The move to co-brand with Lewis Road Creamery, and to produce a product which is not chocolate, is slight change in direction for Whittakers. L+P and Griffin’s Hundreds and Thousands biscuits are well-loved icons of kiwiana. They are reflective of mainstream kiwi life and remind many of us of our childhood. Lewis Road Creamery, producers of artisan milk and butter, are a relatively new company, launched in 2011.
Lewis Road Creamery is a brand aimed at the premium end of the market. They charge a premium price for their butter and milk products, based on promising a premium product. I have watched the rise of Lewis Road Creamery with interest. I first saw them turn up at Farro and Nosh, high end supermarkets, and then I saw then turned up at some New World supermarkets and then…their milk turned up in my fridge. My partner is a fan of the milk.
I like the product, but I like the brand more. Everything from the sleek design of the bottle to the font on the foil wrapping of the butter is an operation in building a premium price-point. First muesli went premium, or ‘artisan’, then it was yoghurt and now, with Lewis Road Creamery, our humble butter has got a little fancier.
Yet in the launch of the chocolate milk mania, Lewis Road is reaching out to the mass audience. The chocolate milk has allowed Lewis Road Creamery to reach consumers who might only ever shop at New World Mt Roskill or New World Lower Hutt, and it is placing its brand in their hands, with the help of the known and trusted brand of Whittakers. Many of those who are queueing around the country will never have purchased (or probably noticed) Lewis Road Creamery products before now.

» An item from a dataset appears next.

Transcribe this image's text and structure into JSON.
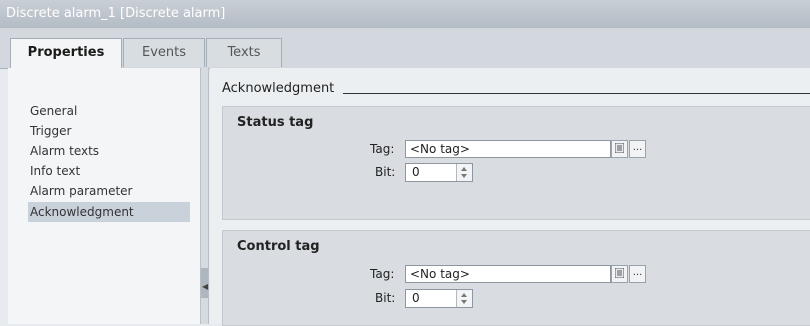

I’m willing to believe that Lewis Road, Whittakers and their agency, Assignment Group, didn’t know just how successful the new chocolate milk would be. But the success of this product is not by chance. Unlike what one tweeter suggests, that ‘Lewis Road Creamery accidentally created the most sought after’ drink in New Zealand, there was no ‘accidentally’ in this campaign’s success. Why? Because former Group Chief Operating Officers of Saatchi and Saatchi don’t do accidental campaign success; they do success. Period.
Peter Cullinane is the founder of Lewis Road Creamery and he is the former Group COO of Saatchi and Saatchi Worldwide, based out of New York. He is currently the Director of APN News and Media.
But pedigree aside, the chocolate milk campaign has been a digital success. To my knowledge, no print, radio nor television advertising has been run to prompt this new product. This is a campaign entirely run through digital platforms. It has largely been round through social media and through the right product placement to the right tweeters or Facebook members, at the right time. When people are queuing on their saturday to get their hands on your products, someone on the strategy and planning side of the agency’s office has done a good day’s work.
I’ll leave the last word to the New World Waiuku chilled and frozen-foods manager Gordon Thornton who says “In nine years working here I’ve never seen a product get this much hype and public awareness”
Hype and public awareness – golden words to marketers’ ears.